Thomas’ approached his tasks of introducing Aboriginals to Christianity and European culture and values, in a missionary style. He quickly adopted a policy that separating whites and Aboriginals would be the ideal situation, as disease and the enticements of white culture were damaging to the Aboriginal population. The nomadic lifestyle of the Aboriginals made it difficult to achieve his goal of establishing a permanent reservation for Aboriginals at Narre Warren, which was why he moved to the Merri Creek site, which was a traditional camping site for Aboriginal tribes in the area.

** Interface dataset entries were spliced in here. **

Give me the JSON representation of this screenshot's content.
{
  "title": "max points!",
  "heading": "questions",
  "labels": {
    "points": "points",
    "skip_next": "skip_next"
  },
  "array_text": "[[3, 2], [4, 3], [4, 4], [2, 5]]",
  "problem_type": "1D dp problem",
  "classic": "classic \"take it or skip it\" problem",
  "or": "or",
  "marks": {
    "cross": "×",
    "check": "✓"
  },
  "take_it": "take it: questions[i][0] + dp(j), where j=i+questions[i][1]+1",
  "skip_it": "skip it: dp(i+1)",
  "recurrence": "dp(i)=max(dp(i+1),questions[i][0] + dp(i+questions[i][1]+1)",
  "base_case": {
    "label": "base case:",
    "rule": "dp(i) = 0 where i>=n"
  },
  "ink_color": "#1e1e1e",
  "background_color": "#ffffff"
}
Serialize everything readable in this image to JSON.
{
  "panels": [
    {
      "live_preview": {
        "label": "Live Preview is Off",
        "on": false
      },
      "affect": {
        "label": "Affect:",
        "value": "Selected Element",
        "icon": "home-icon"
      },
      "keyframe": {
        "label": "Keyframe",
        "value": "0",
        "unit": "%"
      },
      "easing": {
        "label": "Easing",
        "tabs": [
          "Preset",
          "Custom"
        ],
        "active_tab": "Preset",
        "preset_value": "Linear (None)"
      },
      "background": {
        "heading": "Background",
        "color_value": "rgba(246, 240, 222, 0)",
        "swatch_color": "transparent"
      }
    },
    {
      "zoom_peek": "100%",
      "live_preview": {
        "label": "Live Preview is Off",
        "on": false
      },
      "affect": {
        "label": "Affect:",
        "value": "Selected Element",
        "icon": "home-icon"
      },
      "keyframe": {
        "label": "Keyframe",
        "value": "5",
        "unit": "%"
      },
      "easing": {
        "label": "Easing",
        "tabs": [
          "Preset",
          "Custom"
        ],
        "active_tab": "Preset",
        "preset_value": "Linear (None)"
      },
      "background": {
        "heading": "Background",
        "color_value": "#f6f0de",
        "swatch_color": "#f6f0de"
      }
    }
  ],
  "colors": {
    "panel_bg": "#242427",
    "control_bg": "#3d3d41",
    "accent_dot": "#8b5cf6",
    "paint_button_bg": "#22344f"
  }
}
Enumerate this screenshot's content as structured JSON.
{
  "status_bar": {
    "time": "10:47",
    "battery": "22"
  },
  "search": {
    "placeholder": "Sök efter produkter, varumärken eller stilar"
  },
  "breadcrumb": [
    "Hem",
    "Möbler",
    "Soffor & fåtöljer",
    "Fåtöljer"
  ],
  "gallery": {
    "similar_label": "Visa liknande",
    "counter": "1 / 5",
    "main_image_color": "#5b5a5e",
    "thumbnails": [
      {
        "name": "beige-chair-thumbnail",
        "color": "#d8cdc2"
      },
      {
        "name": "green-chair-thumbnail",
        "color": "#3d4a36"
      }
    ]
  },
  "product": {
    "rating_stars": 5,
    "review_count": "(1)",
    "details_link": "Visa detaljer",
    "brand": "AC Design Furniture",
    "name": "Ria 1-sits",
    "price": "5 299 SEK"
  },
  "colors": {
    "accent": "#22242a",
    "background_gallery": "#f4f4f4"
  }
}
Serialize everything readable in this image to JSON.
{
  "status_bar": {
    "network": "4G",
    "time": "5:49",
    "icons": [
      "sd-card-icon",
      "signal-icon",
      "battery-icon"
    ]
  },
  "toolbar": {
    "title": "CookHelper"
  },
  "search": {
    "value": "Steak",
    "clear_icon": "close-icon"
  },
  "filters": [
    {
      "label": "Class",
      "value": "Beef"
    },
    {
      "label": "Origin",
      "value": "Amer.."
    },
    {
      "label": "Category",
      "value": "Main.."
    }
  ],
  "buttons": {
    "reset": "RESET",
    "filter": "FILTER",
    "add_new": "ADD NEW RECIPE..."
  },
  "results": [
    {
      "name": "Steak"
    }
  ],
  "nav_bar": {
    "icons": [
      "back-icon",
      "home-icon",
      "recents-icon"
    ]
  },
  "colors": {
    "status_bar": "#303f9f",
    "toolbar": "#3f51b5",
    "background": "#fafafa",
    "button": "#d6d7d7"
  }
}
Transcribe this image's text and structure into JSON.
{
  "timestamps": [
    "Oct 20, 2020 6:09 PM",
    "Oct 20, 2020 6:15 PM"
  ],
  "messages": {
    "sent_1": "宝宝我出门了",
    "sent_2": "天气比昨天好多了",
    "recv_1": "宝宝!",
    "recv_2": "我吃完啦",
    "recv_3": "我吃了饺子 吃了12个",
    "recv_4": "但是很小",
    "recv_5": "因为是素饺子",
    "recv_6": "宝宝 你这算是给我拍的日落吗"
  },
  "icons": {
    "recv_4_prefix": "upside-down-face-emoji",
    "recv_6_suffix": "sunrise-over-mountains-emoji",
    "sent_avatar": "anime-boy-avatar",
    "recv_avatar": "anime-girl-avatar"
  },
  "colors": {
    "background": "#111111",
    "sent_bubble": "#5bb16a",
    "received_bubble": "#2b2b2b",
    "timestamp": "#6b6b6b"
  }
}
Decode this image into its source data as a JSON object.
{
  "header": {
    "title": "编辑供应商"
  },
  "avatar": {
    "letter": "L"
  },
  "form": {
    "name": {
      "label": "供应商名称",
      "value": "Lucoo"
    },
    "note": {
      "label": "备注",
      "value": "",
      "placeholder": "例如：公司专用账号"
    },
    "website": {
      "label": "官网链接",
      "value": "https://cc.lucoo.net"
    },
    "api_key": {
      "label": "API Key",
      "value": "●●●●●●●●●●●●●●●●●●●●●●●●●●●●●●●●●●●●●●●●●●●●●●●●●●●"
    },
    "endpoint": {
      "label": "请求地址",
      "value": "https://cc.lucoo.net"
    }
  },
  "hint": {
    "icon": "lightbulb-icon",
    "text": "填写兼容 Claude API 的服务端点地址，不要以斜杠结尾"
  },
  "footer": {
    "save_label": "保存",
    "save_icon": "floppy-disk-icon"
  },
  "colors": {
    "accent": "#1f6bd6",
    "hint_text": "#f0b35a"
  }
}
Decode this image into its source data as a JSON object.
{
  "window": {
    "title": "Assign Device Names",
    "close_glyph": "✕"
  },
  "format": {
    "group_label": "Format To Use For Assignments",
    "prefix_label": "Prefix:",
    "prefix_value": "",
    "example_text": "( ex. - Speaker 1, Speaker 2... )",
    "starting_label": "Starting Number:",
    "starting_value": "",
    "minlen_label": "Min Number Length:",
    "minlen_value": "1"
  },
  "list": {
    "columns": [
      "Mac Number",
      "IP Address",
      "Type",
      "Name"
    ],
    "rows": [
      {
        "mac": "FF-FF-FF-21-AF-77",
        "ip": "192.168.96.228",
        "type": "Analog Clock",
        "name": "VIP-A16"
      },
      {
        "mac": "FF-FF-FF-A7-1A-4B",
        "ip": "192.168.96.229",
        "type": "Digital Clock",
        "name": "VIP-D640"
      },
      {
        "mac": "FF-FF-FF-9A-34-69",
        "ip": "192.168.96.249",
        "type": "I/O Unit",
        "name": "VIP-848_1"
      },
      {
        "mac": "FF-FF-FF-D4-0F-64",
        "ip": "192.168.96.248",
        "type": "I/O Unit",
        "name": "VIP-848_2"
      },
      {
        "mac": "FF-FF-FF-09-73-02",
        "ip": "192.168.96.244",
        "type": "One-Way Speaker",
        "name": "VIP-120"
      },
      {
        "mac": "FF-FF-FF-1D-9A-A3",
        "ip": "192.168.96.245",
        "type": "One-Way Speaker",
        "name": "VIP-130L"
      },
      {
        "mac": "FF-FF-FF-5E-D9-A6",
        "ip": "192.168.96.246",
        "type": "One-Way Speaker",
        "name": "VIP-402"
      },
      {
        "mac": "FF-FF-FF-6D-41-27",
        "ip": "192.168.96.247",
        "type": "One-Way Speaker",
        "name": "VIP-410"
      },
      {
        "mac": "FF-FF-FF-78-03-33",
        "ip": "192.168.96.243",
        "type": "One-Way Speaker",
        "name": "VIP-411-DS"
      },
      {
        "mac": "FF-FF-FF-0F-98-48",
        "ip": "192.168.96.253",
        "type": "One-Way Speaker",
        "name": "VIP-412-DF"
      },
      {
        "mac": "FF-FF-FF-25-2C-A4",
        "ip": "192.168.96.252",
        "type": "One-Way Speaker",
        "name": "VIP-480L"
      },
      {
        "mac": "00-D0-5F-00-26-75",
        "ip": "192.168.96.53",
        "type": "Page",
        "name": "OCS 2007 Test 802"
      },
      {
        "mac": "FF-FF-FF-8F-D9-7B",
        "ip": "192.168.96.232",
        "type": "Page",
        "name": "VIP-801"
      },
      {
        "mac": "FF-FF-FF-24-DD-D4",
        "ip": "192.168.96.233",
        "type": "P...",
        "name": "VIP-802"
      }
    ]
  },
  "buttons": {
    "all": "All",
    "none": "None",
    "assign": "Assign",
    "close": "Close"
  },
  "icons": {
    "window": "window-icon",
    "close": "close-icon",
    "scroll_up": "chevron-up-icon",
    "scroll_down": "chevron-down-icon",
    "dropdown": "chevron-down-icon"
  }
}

At the Merri Creek, Thomas established a strong relationship with Billibellary, the clan head of a group of the Wurundjeri-willam tribe. The Merri Creek Yarra River junction, and the land north as far as the source of the Merri belonged to Billibellary’s people. This relationship helped Thomas gain the trust of the Aboriginal people in the area that would become Darebin. Thomas was a fervent Methodist and his beliefs instilled in him strong values which helped maintain his enthusiasm for his work but his inherent ethnocentrism made it difficult for him to grasp the impact of white settlement on the Aboriginal way of life so he was inevitably frustrated when Aboriginal people would not settle and tie themselves to a site, as is European custom. Above all, William Thomas was an unusually patient and tolerant man, at a time and place where intolerance was the norm. He learnt Aboriginal dialects, which helped settle disputes between tribes and between whites and Aboriginals. He also counselled Aboriginals in jail, trying to help them adapt to life after prison.
While William Thomas developed as strong a relationship with Aboriginals as any white man in his position, he was often criticised by higher government officials, accused of being weak and indecisive. As a consequence he never enjoyed much support and the Merri Creek Station suffered somewhat as a result, compared to other similar stations around Victoria. Yet Aboriginal women trusted him to look after and educate their children when they were not present at the Merri Creek site in the 1840s and he was a well respected and oft used advisor and intermediary for Aboriginal people. He was often able to diffuse tensions that arose due to a lack of understanding of Aboriginal culture. The Wurundjeri-willam gave him the title “Marminata”, which means ‘the good father’.
The Protectorate system was disbanded in 1849, with nothing created to replace it. While Thomas was kept on in the new role of Protector of Aborigines for the Colony of Victoria, his proposals, including an ambitious one of a colony wide school system for Aboriginal children were dismissed as too expensive. Thomas also lobbied for a 5 acre site on the North Fitzroy side of Merri Creek to be set aside as a reserve for Aboriginals visiting Melbourne, but this was dismissed as the site was considered to be ‘too near the township’. He remained the chief advisor to government for Aboriginal welfare until his retirement. He died in 1867.
Clark, Ian D. & Heydon, Toby (2004). A bend in the Yarra: A history of the Merri Creek Protectorate Station and Merri Creek Aboriginal School 1841-1851. Canberra (A.C.T.): Aboriginal Studies Press.
Ellender, Isabel and Christiansen, Peter (2001). People of the Merri Merri: The Wurundjeri in Colonial Days, East Brunswick: Merri Creek Management Committee.
Lemon, Andrew (1983). The Northcote Side of the River. North Melbourne: Hargreen.